Dataset rows for apps and sites
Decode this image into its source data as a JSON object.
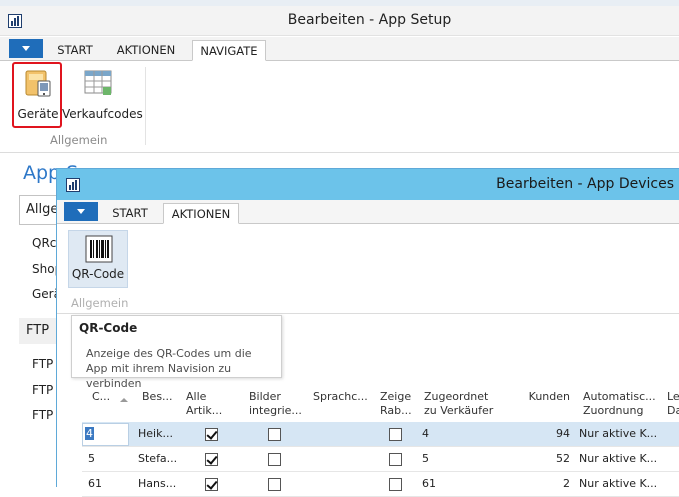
{
  "outer": {
    "title": "Bearbeiten - App Setup",
    "tabs": [
      "START",
      "AKTIONEN",
      "NAVIGATE"
    ],
    "ribbon": {
      "buttons": [
        {
          "label": "Geräte",
          "icon": "devices-icon"
        },
        {
          "label": "Verkaufcodes",
          "icon": "table-grid-icon"
        }
      ],
      "group_label": "Allgemein"
    },
    "page_title": "App S",
    "fasttab": "Allge",
    "fields": [
      "QRc",
      "Shop",
      "Gerä"
    ],
    "ftp_tab": "FTP",
    "ftp_fields": [
      "FTP",
      "FTP",
      "FTP"
    ]
  },
  "dialog": {
    "title": "Bearbeiten - App Devices",
    "tabs": [
      "START",
      "AKTIONEN"
    ],
    "ribbon": {
      "button": {
        "label": "QR-Code",
        "icon": "barcode-icon"
      },
      "group_label": "Allgemein"
    },
    "tooltip": {
      "title": "QR-Code",
      "body": "Anzeige des QR-Codes um die App mit ihrem Navision zu verbinden"
    },
    "columns": [
      {
        "l1": "C...",
        "l2": ""
      },
      {
        "l1": "Bes...",
        "l2": ""
      },
      {
        "l1": "Alle",
        "l2": "Artik..."
      },
      {
        "l1": "Bilder",
        "l2": "integrie..."
      },
      {
        "l1": "Sprachc...",
        "l2": ""
      },
      {
        "l1": "Zeige",
        "l2": "Rab..."
      },
      {
        "l1": "Zugeordnet",
        "l2": "zu Verkäufer"
      },
      {
        "l1": "Kunden",
        "l2": ""
      },
      {
        "l1": "Automatisc...",
        "l2": "Zuordnung"
      },
      {
        "l1": "Le",
        "l2": "Da"
      }
    ],
    "rows": [
      {
        "code": "4",
        "name": "Heik...",
        "alle": true,
        "bilder": false,
        "zeige": false,
        "verkaeufer": "4",
        "kunden": "94",
        "auto": "Nur aktive K..."
      },
      {
        "code": "5",
        "name": "Stefa...",
        "alle": true,
        "bilder": false,
        "zeige": false,
        "verkaeufer": "5",
        "kunden": "52",
        "auto": "Nur aktive K..."
      },
      {
        "code": "61",
        "name": "Hans...",
        "alle": true,
        "bilder": false,
        "zeige": false,
        "verkaeufer": "61",
        "kunden": "2",
        "auto": "Nur aktive K..."
      }
    ]
  },
  "colors": {
    "accent": "#2e78c8",
    "dialog_title_bg": "#6cc3ea",
    "menu_button": "#1f6dba",
    "highlight": "#e0141e",
    "selected_row": "#d6e6f4"
  }
}
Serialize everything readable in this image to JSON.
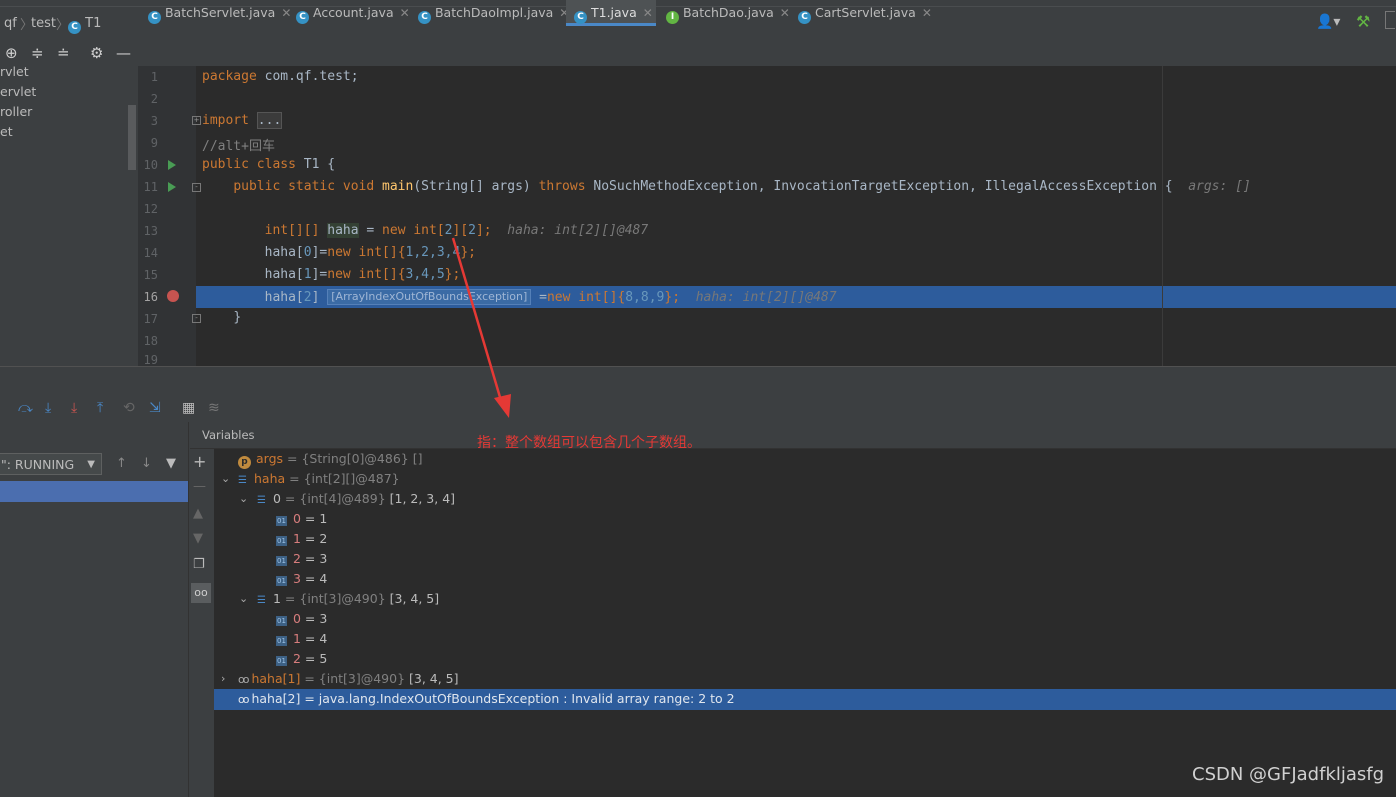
{
  "breadcrumb": {
    "root": "qf",
    "pkg": "test",
    "cls": "T1"
  },
  "tabs": [
    {
      "label": "BatchServlet.java",
      "kind": "class"
    },
    {
      "label": "Account.java",
      "kind": "class"
    },
    {
      "label": "BatchDaoImpl.java",
      "kind": "class"
    },
    {
      "label": "T1.java",
      "kind": "class"
    },
    {
      "label": "BatchDao.java",
      "kind": "interface"
    },
    {
      "label": "CartServlet.java",
      "kind": "class"
    }
  ],
  "project_items": [
    "rvlet",
    "ervlet",
    "roller",
    "et"
  ],
  "editor": {
    "line_numbers": [
      "1",
      "2",
      "3",
      "9",
      "10",
      "11",
      "12",
      "13",
      "14",
      "15",
      "16",
      "17",
      "18",
      "19"
    ],
    "line1_kw": "package",
    "line1_rest": " com.qf.test;",
    "line3_kw": "import",
    "line3_fold": "...",
    "line9_comment": "//alt+回车",
    "line10_kw": "public class",
    "line10_rest": " T1 {",
    "line11_kw1": "public static void",
    "line11_fn": "main",
    "line11_args": "(String[] args) ",
    "line11_kw2": "throws",
    "line11_ex": " NoSuchMethodException, InvocationTargetException, IllegalAccessException {",
    "line11_hint": "args: []",
    "line13_a": "int[][] ",
    "line13_var": "haha",
    "line13_b": " = ",
    "line13_new": "new",
    "line13_c": " int[",
    "line13_n1": "2",
    "line13_d": "][",
    "line13_n2": "2",
    "line13_e": "];",
    "line13_hint": "haha: int[2][]@487",
    "line14_a": "haha[",
    "line14_n0": "0",
    "line14_b": "]=",
    "line14_new": "new",
    "line14_c": " int[]{",
    "line14_vals": "1,2,3,4",
    "line14_d": "};",
    "line15_a": "haha[",
    "line15_n0": "1",
    "line15_b": "]=",
    "line15_new": "new",
    "line15_c": " int[]{",
    "line15_vals": "3,4,5",
    "line15_d": "};",
    "line16_a": "haha[",
    "line16_n0": "2",
    "line16_b": "]",
    "line16_exc": "[ArrayIndexOutOfBoundsException]",
    "line16_c": "=",
    "line16_new": "new",
    "line16_d": " int[]{",
    "line16_vals": "8,8,9",
    "line16_e": "};",
    "line16_hint": "haha: int[2][]@487",
    "line17": "}"
  },
  "debug": {
    "variables_title": "Variables",
    "thread_state": "\": RUNNING",
    "rows": {
      "args_name": "args",
      "args_val": " = {String[0]@486} []",
      "haha_name": "haha",
      "haha_type": " = {int[2][]@487}",
      "r0_name": "0",
      "r0_type": " = {int[4]@489}",
      "r0_val": " [1, 2, 3, 4]",
      "r0_0": "0",
      "r0_0v": " = 1",
      "r0_1": "1",
      "r0_1v": " = 2",
      "r0_2": "2",
      "r0_2v": " = 3",
      "r0_3": "3",
      "r0_3v": " = 4",
      "r1_name": "1",
      "r1_type": " = {int[3]@490}",
      "r1_val": " [3, 4, 5]",
      "r1_0": "0",
      "r1_0v": " = 3",
      "r1_1": "1",
      "r1_1v": " = 4",
      "r1_2": "2",
      "r1_2v": " = 5",
      "w1_name": "haha[1]",
      "w1_type": " = {int[3]@490}",
      "w1_val": " [3, 4, 5]",
      "w2_name": "haha[2]",
      "w2_val": " = java.lang.IndexOutOfBoundsException : Invalid array range: 2 to 2"
    }
  },
  "annotation": "指：整个数组可以包含几个子数组。",
  "watermark": "CSDN @GFJadfkljasfg",
  "colors": {
    "accent": "#4a88c7",
    "selection": "#2d5c9c",
    "annotation": "#e53935"
  }
}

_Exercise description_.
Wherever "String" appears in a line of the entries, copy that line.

_Solution to the exercise_.
    "line11_args": "(String[] args) ",
      "args_val": " = {String[0]@486} []",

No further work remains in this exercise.